What is needed is every line of the material that contains "amount".
= Beginning of Section =
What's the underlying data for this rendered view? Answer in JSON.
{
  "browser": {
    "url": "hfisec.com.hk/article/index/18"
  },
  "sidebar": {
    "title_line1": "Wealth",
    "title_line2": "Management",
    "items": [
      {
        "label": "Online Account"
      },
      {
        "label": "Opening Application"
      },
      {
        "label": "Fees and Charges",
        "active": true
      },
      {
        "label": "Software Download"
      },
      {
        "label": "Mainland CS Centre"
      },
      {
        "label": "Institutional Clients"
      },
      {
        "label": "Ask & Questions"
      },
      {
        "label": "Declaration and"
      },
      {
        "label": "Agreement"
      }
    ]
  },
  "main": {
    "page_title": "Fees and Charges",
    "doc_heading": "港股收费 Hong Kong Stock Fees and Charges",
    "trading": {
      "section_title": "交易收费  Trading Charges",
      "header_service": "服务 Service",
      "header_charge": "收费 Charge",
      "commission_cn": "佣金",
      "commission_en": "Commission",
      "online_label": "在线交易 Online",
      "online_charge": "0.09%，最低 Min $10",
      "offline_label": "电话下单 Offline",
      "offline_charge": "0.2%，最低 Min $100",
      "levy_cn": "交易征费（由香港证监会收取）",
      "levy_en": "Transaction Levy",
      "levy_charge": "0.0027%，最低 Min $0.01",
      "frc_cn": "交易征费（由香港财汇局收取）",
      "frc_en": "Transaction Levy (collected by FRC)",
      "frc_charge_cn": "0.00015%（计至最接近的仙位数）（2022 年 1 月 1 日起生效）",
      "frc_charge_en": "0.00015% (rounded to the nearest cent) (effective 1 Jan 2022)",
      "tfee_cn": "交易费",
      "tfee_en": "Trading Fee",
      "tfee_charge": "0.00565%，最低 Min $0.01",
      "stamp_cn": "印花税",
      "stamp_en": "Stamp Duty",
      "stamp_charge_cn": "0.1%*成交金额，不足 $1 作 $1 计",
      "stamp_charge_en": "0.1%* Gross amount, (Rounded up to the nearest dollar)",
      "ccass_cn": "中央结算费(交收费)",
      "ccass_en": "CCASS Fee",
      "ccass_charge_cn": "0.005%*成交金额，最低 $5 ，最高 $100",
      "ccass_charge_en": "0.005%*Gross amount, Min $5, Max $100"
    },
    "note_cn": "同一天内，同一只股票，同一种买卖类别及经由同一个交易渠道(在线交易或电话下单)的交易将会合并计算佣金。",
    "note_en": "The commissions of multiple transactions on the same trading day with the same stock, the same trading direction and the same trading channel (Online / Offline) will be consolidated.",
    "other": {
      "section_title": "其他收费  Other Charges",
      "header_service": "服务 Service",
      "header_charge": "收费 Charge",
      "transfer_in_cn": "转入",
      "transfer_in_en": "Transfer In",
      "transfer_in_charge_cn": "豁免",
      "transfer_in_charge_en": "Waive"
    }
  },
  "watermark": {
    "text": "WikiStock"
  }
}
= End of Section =
Response area =
      "stamp_charge_en": "0.1%* Gross amount, (Rounded up to the nearest dollar)",
      "ccass_charge_en": "0.005%*Gross amount, Min $5, Max $100"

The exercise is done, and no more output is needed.